Raw data
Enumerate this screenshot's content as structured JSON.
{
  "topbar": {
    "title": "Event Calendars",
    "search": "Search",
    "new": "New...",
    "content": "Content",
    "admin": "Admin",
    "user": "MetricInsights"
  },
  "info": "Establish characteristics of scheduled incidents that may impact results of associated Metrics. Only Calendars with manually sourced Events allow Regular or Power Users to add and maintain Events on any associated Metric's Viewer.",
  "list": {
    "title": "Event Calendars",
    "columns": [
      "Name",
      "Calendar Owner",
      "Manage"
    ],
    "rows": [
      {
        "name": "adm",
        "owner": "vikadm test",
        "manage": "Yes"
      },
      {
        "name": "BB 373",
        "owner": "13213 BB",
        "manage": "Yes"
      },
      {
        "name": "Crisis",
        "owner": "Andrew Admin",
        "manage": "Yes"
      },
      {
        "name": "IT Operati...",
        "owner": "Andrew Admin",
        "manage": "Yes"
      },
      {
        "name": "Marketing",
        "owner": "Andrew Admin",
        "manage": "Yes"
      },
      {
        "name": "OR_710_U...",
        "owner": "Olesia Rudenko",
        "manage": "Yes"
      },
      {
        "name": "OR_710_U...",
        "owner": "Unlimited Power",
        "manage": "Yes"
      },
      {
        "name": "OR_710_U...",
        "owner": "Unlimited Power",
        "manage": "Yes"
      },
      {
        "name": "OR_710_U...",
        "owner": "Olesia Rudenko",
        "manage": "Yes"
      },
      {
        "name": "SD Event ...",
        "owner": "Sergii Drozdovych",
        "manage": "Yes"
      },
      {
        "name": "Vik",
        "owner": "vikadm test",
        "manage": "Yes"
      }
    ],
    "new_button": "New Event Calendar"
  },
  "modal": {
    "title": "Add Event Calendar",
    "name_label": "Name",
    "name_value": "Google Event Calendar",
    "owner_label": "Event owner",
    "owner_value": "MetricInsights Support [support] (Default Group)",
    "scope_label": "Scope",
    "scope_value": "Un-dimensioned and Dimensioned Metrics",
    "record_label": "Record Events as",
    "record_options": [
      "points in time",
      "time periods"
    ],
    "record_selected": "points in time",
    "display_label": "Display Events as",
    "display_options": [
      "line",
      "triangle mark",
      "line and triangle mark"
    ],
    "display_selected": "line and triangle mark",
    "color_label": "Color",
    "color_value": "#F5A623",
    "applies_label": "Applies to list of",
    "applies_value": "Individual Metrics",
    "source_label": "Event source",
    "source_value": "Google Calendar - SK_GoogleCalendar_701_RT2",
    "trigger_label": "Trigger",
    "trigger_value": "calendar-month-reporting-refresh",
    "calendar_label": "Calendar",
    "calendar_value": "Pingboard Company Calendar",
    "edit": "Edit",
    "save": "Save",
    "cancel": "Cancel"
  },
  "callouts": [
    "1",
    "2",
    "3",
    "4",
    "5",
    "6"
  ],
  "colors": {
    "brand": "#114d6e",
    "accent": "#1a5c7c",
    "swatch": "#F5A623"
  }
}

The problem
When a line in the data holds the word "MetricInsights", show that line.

Result for this exercise
    "user": "MetricInsights"
    "owner_value": "MetricInsights Support [support] (Default Group)",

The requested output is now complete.